Whenever I slice into a newly baked loaf, I am filled with utter satisfaction and joy that my husband or I baked this. There is just something so beautiful about baking your own bread and then eating it. The bread is a nurturer, in some strange way, the most basic food.
We have baked with sourdough consistently for about 2 years now. While we were away in India, our sourdough starter passed away, but we had dehydrated some sourdough starter before we left, so we have continued its legacy. I simply followed Clotilde's life-saving recipe for dehydrating sourdough: Spread some sourdough on parchment paper, let it dry, crumble it up and store it in an airtight container. When using it, rehydrate 10 grams of it with 10 grams of water, then after 10 minutes, feed it 10g of rye flour and 15g of water every 4 - 5 hours, and watch it slowly come back to life. THANK YOU CLOTILDE!!
My husband loves to bake walnut sourdough, a bread that takes 24 hours, but makes the perfect grilled cheese, among other things. Sometimes I have less patience and like to follow recipes from the Wild Yeast Blog. Susan's method is a lot quicker -- you can bake sourdough bread in one day, which is nice.
Last night I baked her Seeded Multigrain Sourdough and it came out perfect. Mine is scented with nigella seeds, sesame seeds, sunflower seeds and hemp seeds, but you could use whatever seed combination you like. I have heard that flax seeds don't impart their nutrition unless they are ground, or in oil form, so I don't really like to use whole flax in the bread. Also, it's dangerous to expose flax seeds to high temperatures.
If you would like to begin making your own sourdough starter, I have instructions here. I suggest using organic rye flour because it's easier to turn into a starter, and has a nice sour tang. Just make sure, before beginning a sourdough recipe, that you have fed your starter 1 or 2 times (or more) and that the starter is active and bubbly.
As per Susan's suggestion, I'm submitting my bread to YeastSpotting!
Adapted from The Wild Yeast Blog
Makes a loaf
60g rolled oats
25g sunflower seeds
20g sesame seeds
20g hemp seeds
10g nigella seeds
215g all purpose flour
160g spelt flour
180g sourdough starter*

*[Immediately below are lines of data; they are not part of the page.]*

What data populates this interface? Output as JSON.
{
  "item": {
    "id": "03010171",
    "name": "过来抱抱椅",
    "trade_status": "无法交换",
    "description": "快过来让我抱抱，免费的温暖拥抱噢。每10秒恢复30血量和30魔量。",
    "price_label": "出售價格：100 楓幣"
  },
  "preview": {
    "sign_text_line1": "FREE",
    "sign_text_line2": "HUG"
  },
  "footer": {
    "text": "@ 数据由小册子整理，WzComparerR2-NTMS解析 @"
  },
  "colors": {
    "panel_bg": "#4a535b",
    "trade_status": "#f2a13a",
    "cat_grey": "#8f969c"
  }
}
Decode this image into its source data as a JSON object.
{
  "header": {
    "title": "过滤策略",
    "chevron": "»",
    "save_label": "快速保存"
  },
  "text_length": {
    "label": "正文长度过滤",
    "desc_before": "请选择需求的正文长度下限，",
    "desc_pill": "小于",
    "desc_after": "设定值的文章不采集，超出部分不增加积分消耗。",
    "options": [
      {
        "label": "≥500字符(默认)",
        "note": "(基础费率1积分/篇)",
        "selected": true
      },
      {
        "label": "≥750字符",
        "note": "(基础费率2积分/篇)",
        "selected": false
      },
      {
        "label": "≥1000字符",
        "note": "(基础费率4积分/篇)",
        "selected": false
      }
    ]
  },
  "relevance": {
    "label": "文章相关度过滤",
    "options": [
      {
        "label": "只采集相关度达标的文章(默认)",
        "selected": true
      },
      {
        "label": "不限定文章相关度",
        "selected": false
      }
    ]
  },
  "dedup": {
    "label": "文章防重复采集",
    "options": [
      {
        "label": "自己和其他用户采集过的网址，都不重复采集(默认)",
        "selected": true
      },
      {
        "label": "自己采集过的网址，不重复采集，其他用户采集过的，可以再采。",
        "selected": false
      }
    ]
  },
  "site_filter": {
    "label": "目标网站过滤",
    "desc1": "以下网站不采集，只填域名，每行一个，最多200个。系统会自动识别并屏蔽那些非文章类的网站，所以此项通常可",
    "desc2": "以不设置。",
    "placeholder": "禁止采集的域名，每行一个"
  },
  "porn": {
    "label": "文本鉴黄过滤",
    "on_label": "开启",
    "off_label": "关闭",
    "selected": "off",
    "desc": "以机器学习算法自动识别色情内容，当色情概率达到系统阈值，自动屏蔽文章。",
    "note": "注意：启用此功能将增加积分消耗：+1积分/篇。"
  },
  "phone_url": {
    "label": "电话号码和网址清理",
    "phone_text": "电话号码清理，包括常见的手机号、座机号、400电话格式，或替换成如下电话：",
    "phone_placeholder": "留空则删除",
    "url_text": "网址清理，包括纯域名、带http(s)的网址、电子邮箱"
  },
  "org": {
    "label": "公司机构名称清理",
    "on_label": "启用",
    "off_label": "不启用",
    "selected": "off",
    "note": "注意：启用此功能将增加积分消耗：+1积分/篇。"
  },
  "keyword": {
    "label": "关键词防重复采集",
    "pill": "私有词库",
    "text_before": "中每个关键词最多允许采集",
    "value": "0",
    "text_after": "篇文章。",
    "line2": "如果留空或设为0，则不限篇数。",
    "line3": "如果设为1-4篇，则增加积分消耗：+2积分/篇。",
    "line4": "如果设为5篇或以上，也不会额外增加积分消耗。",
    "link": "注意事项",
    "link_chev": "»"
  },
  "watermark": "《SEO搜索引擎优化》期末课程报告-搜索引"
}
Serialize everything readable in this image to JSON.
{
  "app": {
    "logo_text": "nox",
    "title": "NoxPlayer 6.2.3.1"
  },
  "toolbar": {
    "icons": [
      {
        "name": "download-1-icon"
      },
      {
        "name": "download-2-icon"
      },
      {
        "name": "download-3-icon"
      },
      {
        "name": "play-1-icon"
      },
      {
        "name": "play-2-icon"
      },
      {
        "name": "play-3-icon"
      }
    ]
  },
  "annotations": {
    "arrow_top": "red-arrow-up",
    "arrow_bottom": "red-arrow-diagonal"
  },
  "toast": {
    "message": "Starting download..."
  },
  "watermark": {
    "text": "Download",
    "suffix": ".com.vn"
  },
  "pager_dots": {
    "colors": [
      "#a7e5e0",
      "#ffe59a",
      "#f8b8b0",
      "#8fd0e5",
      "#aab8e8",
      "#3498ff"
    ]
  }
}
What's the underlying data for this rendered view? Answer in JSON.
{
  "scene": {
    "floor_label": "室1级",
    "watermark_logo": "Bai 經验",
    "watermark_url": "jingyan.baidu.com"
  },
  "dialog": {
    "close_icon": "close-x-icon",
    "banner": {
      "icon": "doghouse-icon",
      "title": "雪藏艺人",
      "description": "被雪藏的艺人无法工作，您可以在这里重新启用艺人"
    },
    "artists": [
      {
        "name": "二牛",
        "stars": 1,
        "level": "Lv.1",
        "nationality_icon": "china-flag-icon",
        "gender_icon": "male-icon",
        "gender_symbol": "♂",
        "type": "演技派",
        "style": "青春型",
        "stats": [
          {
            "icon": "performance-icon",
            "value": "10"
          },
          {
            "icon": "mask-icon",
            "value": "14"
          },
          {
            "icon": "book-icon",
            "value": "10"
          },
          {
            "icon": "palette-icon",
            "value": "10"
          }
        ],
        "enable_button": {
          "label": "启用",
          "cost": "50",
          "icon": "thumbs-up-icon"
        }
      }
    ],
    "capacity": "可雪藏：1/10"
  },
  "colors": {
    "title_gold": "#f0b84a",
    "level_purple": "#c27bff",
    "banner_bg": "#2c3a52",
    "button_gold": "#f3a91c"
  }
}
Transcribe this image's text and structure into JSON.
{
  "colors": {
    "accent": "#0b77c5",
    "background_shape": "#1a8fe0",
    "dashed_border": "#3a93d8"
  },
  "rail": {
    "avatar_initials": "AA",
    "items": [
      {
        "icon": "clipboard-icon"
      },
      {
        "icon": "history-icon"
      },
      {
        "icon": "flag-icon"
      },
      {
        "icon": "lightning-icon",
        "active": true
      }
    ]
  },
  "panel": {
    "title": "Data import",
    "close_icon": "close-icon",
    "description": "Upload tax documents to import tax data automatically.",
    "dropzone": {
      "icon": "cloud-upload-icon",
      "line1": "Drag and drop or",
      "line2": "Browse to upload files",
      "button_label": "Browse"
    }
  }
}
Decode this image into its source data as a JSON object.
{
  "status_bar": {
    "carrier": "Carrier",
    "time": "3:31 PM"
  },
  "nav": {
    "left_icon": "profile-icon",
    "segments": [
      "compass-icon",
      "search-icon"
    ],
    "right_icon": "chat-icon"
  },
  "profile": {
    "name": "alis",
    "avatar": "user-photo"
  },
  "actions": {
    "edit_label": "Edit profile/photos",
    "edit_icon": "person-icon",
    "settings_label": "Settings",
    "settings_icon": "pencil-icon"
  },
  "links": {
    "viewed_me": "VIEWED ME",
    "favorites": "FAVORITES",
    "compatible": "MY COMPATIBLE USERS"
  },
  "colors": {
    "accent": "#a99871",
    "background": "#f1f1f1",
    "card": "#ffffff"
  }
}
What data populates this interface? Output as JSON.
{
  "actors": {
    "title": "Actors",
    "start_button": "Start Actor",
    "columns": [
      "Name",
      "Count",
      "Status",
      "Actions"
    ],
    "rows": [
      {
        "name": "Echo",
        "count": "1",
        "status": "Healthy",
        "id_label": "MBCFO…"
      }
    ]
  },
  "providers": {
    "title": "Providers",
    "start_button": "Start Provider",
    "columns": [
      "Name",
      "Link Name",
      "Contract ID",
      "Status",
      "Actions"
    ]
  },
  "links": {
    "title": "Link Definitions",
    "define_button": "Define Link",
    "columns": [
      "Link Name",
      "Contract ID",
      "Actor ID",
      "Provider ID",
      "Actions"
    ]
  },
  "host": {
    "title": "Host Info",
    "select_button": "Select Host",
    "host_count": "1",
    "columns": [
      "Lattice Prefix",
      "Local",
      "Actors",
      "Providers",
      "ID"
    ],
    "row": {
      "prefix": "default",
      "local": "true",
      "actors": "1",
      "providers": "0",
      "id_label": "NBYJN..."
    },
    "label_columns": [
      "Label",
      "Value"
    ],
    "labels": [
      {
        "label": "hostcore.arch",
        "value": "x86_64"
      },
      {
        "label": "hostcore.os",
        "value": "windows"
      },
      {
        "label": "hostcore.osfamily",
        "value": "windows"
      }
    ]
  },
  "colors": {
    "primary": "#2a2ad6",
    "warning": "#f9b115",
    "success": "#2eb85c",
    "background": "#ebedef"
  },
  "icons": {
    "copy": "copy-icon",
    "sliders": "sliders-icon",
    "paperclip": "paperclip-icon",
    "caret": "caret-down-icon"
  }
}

1. Mix all the soaker ingredients together.
2. In a separate mixing bowl, add all the flours, starter and water and mix for 2 - 3 minutes. Allow to sit for 30 minutes.
3. Add salt to the dough and mix for 10 minutes by hand or 5 - 7 minutes in a mixer, until it's glutenous and elastic. Add the soaker ingredients and mix until evenly distributed. Cover with a tea towel and keep in a warm place.
4. After 50 minutes, stretch and fold the dough on all 4 sides. Cover. Repeat again after 50 minutes.
5. After 2 1/2 hours, transfer the dough to a greased and floured loaf pan. Cover and proof for another 2 - 2 1/2 hours.
6. Preheat oven to 475F or 250C. Once the bread is in the oven, throw ice cubes at the bottom of the oven to create steam. Reduce heat to 450F or 230C. Bake for 20 minutes, then take the bread out of the loaf pan and transfer to a baking sheet, and continue to bake for 10 or so minutes, until nicely brown. The internal temperature on a digital thermometer should read at least 100C. Turn off oven and leave the bread there for another 10 minutes, with the oven door ajar.
Cool completely before eating. Store in a plastic bag or container. Enjoy!
* I feed my sourdough starter 8 hours before starting the bread making process. That means I take out my sourdough from the fridge, feed it, then feed it again after 5 hours, and after that, use it after 2 - 3 hours. I make sure that the sourdough has large bubbles -- is active, before I start. After I use what is needed for a recipe, I return the rest of the sourdough to the fridge. I feed my starter every week, or else it starts to starve and imparts a sickly paint smell.